You kiss Luis goodnight. His warm neck smells like you: like cheese, like sex, like surgical wash, like Chanel no.5, like freshly washed silk sheets. You grab his face and take one last bunny whiff of his smell. It reveals a hidden layer of her: cupcake batter, fresh linens, peony Mayer’s wash and sweet and sour sweat.
“Shower,” you tell him. Your hand touches his prickly three-day-old-beard, you don’t want to kiss it anymore but you do out of habit. You whisper in Luis’s ear, “She’s waiting.”
MARÍA ALEJANDRA BARRIOS — María is a Pushcart-nominated writer born in Barranquilla, Colombia. She has an MA in Creative Writing from The University of Manchester and currently lives in Brooklyn. Her stories have been published in places such as Hobart Pulp, Reservoir Journal, Cosmonauts Avenue, Jellyfish Review, Lost Balloon, Shenandoah Literary, Vol.1 Brooklyn, El Malpensante, Moon City, Fractured Lit, and SmokeLong Quarterly. She was the 2020 SmokeLong Flash Fiction Fellow and her work has been supported by organizations such as Vermont Studio Center, Caldera Arts Center, and the New Orleans Writing Residency. She’s currently at work revising her debut novel.
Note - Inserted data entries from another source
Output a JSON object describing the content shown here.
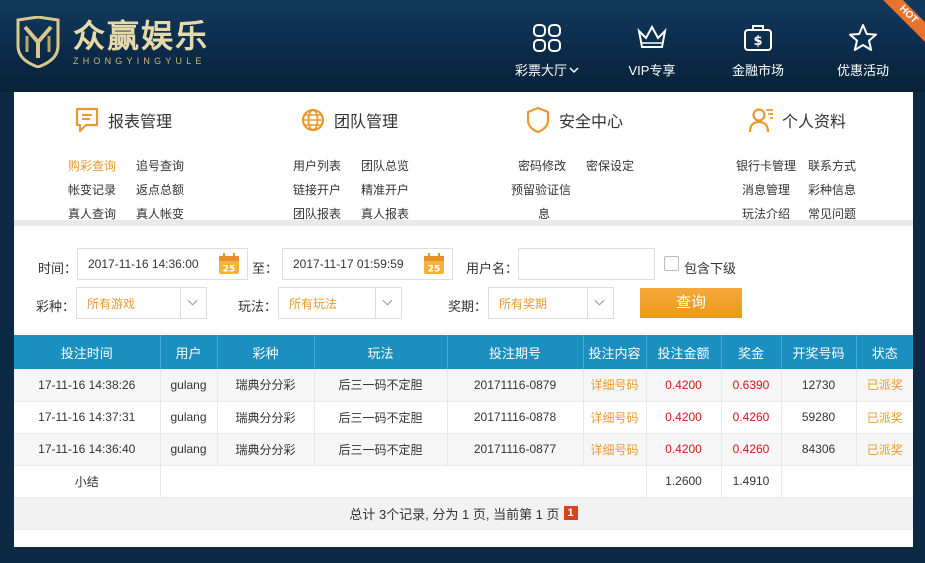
{
  "brand": {
    "name": "众赢娱乐",
    "pinyin": "ZHONGYINGYULE"
  },
  "nav": [
    {
      "label": "彩票大厅",
      "icon": "grid-icon",
      "has_dropdown": true
    },
    {
      "label": "VIP专享",
      "icon": "crown-icon"
    },
    {
      "label": "金融市场",
      "icon": "briefcase-dollar-icon"
    },
    {
      "label": "优惠活动",
      "icon": "star-icon"
    }
  ],
  "hot_badge": "HOT",
  "menu": {
    "reports": {
      "title": "报表管理",
      "items": [
        "购彩查询",
        "追号查询",
        "帐变记录",
        "返点总额",
        "真人查询",
        "真人帐变"
      ]
    },
    "team": {
      "title": "团队管理",
      "items": [
        "用户列表",
        "团队总览",
        "链接开户",
        "精准开户",
        "团队报表",
        "真人报表"
      ]
    },
    "security": {
      "title": "安全中心",
      "items": [
        "密码修改",
        "密保设定",
        "预留验证信",
        "息"
      ]
    },
    "profile": {
      "title": "个人资料",
      "items": [
        "银行卡管理",
        "联系方式",
        "消息管理",
        "彩种信息",
        "玩法介绍",
        "常见问题"
      ]
    }
  },
  "filters": {
    "time_label": "时间：",
    "start_time": "2017-11-16 14:36:00",
    "to_label": "至：",
    "end_time": "2017-11-17 01:59:59",
    "username_label": "用户名：",
    "username_value": "",
    "include_sub_label": "包含下级",
    "include_sub_checked": false,
    "lottery_label": "彩种：",
    "lottery_value": "所有游戏",
    "play_label": "玩法：",
    "play_value": "所有玩法",
    "prize_label": "奖期：",
    "prize_value": "所有奖期",
    "query_button": "查询",
    "calendar_day": "25"
  },
  "table": {
    "headers": [
      "投注时间",
      "用户",
      "彩种",
      "玩法",
      "投注期号",
      "投注内容",
      "投注金额",
      "奖金",
      "开奖号码",
      "状态"
    ],
    "rows": [
      [
        "17-11-16 14:38:26",
        "gulang",
        "瑞典分分彩",
        "后三一码不定胆",
        "20171116-0879",
        "详细号码",
        "0.4200",
        "0.6390",
        "12730",
        "已派奖"
      ],
      [
        "17-11-16 14:37:31",
        "gulang",
        "瑞典分分彩",
        "后三一码不定胆",
        "20171116-0878",
        "详细号码",
        "0.4200",
        "0.4260",
        "59280",
        "已派奖"
      ],
      [
        "17-11-16 14:36:40",
        "gulang",
        "瑞典分分彩",
        "后三一码不定胆",
        "20171116-0877",
        "详细号码",
        "0.4200",
        "0.4260",
        "84306",
        "已派奖"
      ]
    ],
    "subtotal_label": "小结",
    "subtotal_amount": "1.2600",
    "subtotal_bonus": "1.4910",
    "pager_text": "总计 3个记录, 分为 1 页, 当前第 1 页",
    "current_page": "1"
  },
  "colors": {
    "accent": "#1b8fc0",
    "orange": "#e99a2d",
    "red": "#d0141d",
    "header_bg": "#0b2a47"
  }
}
Art by JESSE LEE KERCHEVAL — Jesse Lee is a poet, writer, translator, and graphic artist. Her recent books include the poetry collection America that island off the coast of France, winner of the Dorset Prize, and the short story collection Underground Women. Her illustrated essays, graphic narratives and comics have appeared in Waxwing, On the Seawall, SweetLit, The Quarantine Public Library and the New England Review.